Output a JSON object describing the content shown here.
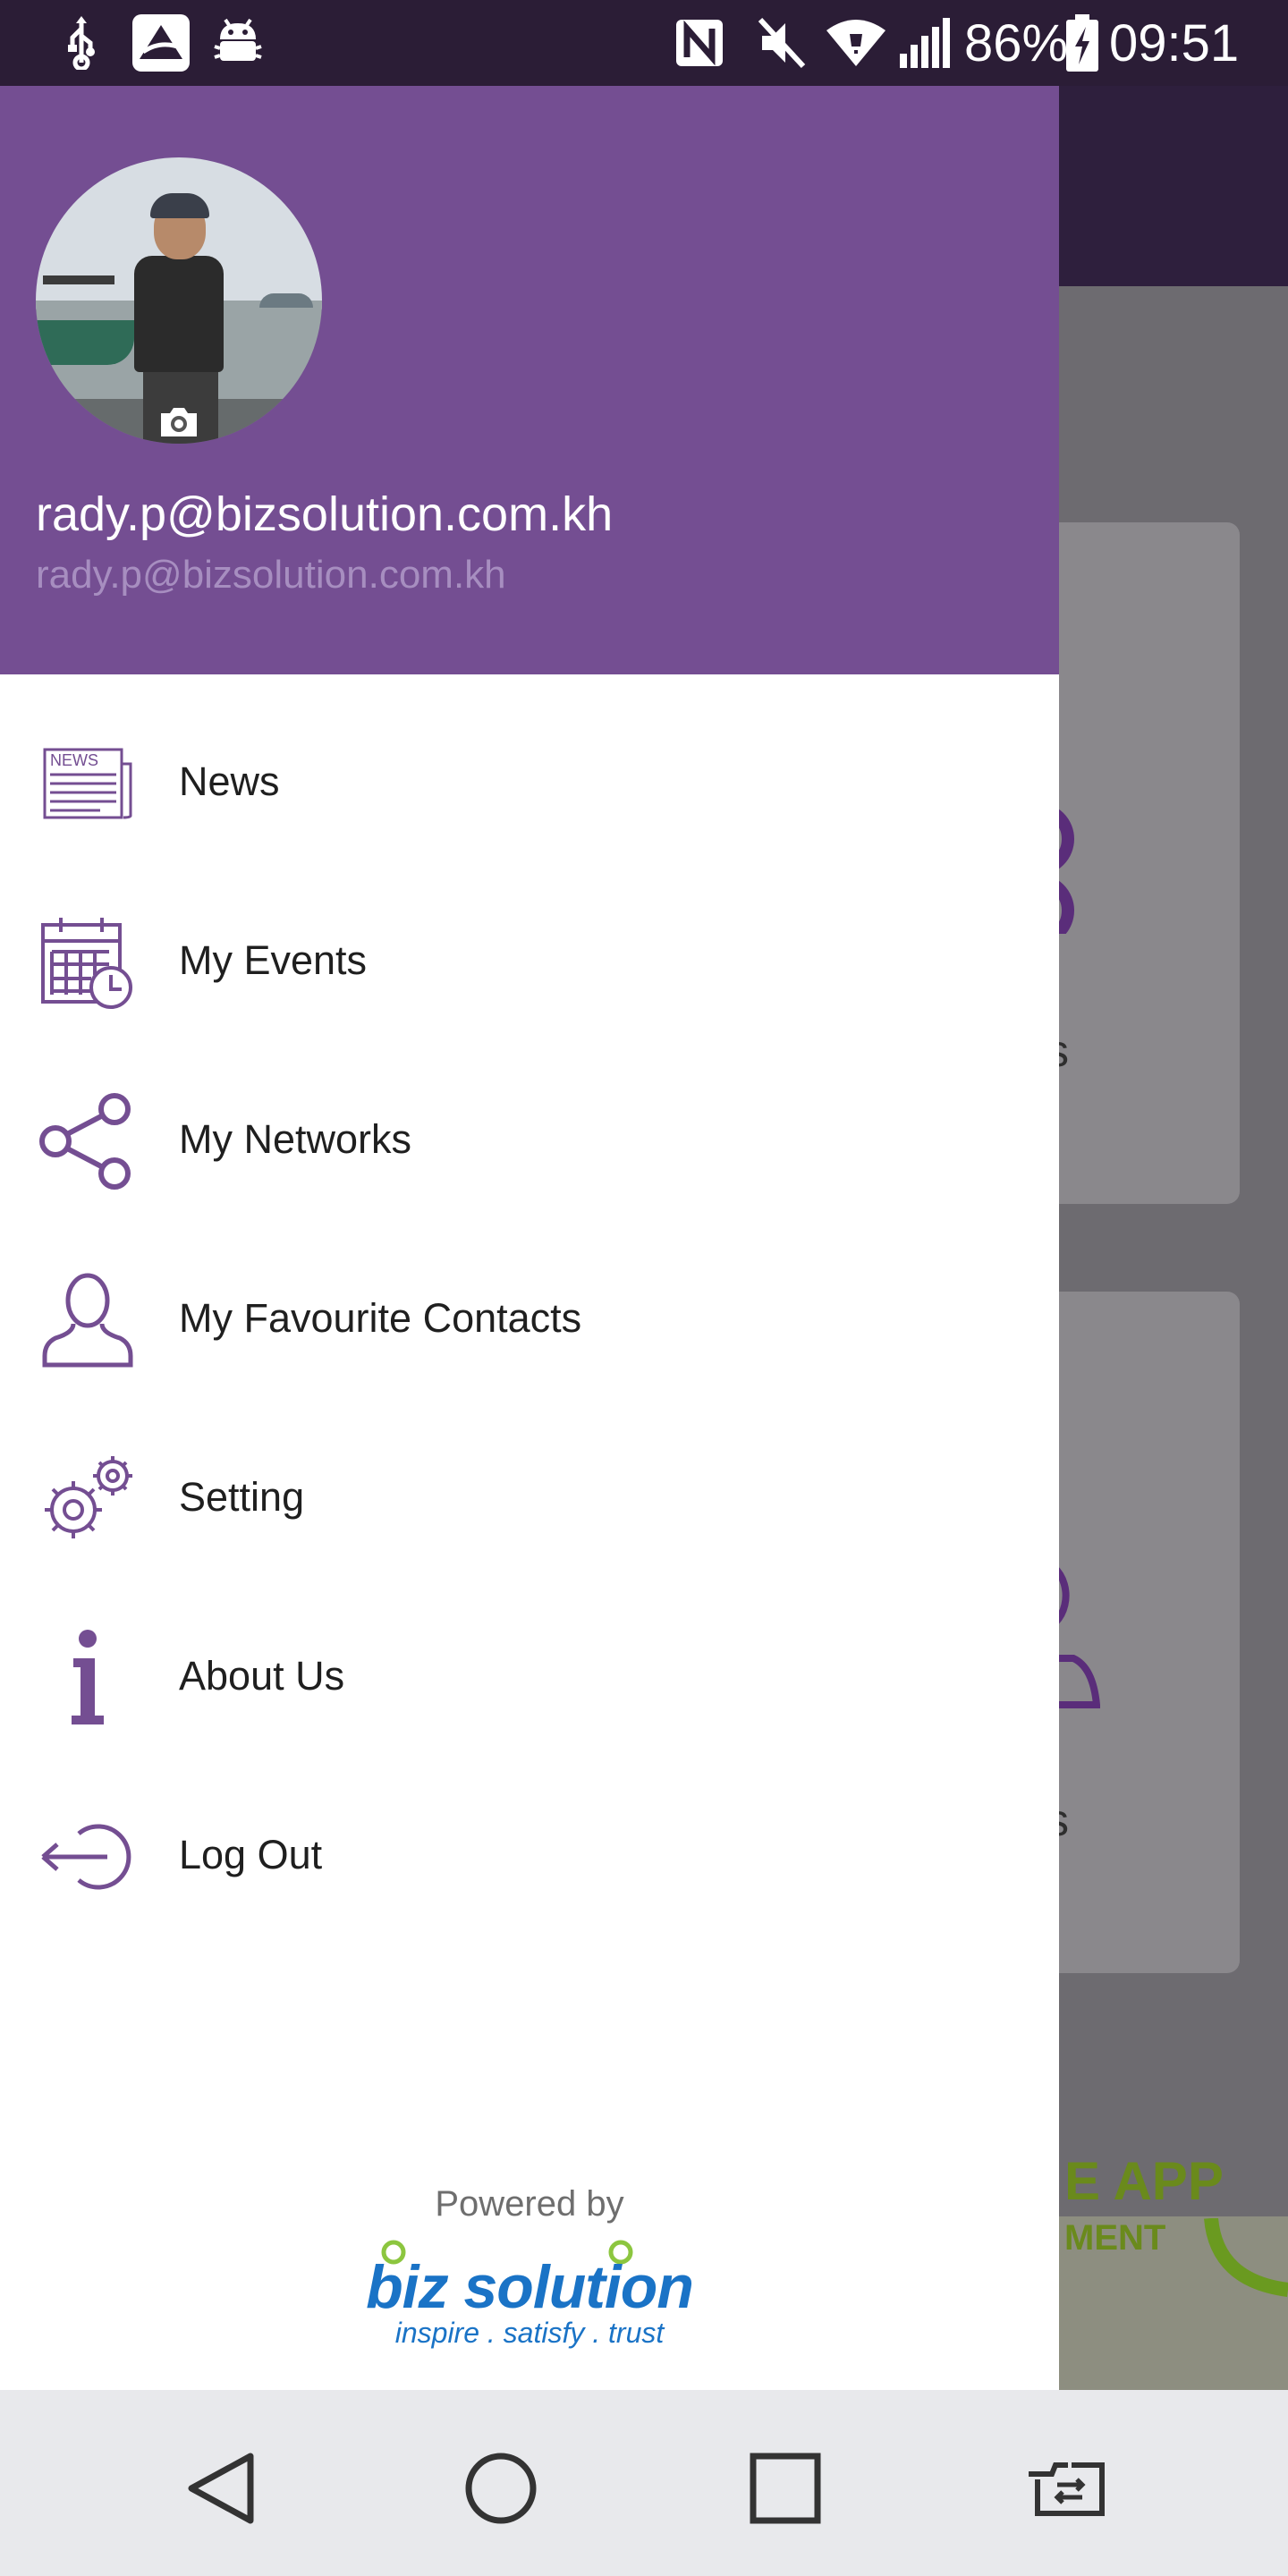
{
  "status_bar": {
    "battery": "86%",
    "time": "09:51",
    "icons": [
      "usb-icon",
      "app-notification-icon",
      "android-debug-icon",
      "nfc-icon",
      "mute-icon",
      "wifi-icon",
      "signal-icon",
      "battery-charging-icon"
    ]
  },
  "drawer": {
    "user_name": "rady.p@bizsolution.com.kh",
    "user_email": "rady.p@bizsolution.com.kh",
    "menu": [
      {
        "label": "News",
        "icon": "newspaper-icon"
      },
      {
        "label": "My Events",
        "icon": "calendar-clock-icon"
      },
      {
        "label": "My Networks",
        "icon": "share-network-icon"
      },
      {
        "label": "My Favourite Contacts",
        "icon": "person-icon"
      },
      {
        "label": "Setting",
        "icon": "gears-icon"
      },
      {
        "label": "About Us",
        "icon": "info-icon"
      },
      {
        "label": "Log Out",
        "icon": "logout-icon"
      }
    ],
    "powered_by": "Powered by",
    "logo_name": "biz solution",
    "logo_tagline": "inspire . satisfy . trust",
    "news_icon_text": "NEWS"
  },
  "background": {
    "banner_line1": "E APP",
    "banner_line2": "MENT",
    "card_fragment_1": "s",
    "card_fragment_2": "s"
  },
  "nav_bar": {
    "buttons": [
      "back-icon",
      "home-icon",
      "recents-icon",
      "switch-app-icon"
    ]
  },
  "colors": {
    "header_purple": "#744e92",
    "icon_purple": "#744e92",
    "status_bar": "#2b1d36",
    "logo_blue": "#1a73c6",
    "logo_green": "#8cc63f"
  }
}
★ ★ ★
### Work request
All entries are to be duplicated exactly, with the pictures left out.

### Result
Output a JSON object describing the content shown here.
{
  "status_bar": {
    "battery": "86%",
    "time": "09:51",
    "icons": [
      "usb-icon",
      "app-notification-icon",
      "android-debug-icon",
      "nfc-icon",
      "mute-icon",
      "wifi-icon",
      "signal-icon",
      "battery-charging-icon"
    ]
  },
  "drawer": {
    "user_name": "rady.p@bizsolution.com.kh",
    "user_email": "rady.p@bizsolution.com.kh",
    "menu": [
      {
        "label": "News",
        "icon": "newspaper-icon"
      },
      {
        "label": "My Events",
        "icon": "calendar-clock-icon"
      },
      {
        "label": "My Networks",
        "icon": "share-network-icon"
      },
      {
        "label": "My Favourite Contacts",
        "icon": "person-icon"
      },
      {
        "label": "Setting",
        "icon": "gears-icon"
      },
      {
        "label": "About Us",
        "icon": "info-icon"
      },
      {
        "label": "Log Out",
        "icon": "logout-icon"
      }
    ],
    "powered_by": "Powered by",
    "logo_name": "biz solution",
    "logo_tagline": "inspire . satisfy . trust",
    "news_icon_text": "NEWS"
  },
  "background": {
    "banner_line1": "E APP",
    "banner_line2": "MENT",
    "card_fragment_1": "s",
    "card_fragment_2": "s"
  },
  "nav_bar": {
    "buttons": [
      "back-icon",
      "home-icon",
      "recents-icon",
      "switch-app-icon"
    ]
  },
  "colors": {
    "header_purple": "#744e92",
    "icon_purple": "#744e92",
    "status_bar": "#2b1d36",
    "logo_blue": "#1a73c6",
    "logo_green": "#8cc63f"
  }
}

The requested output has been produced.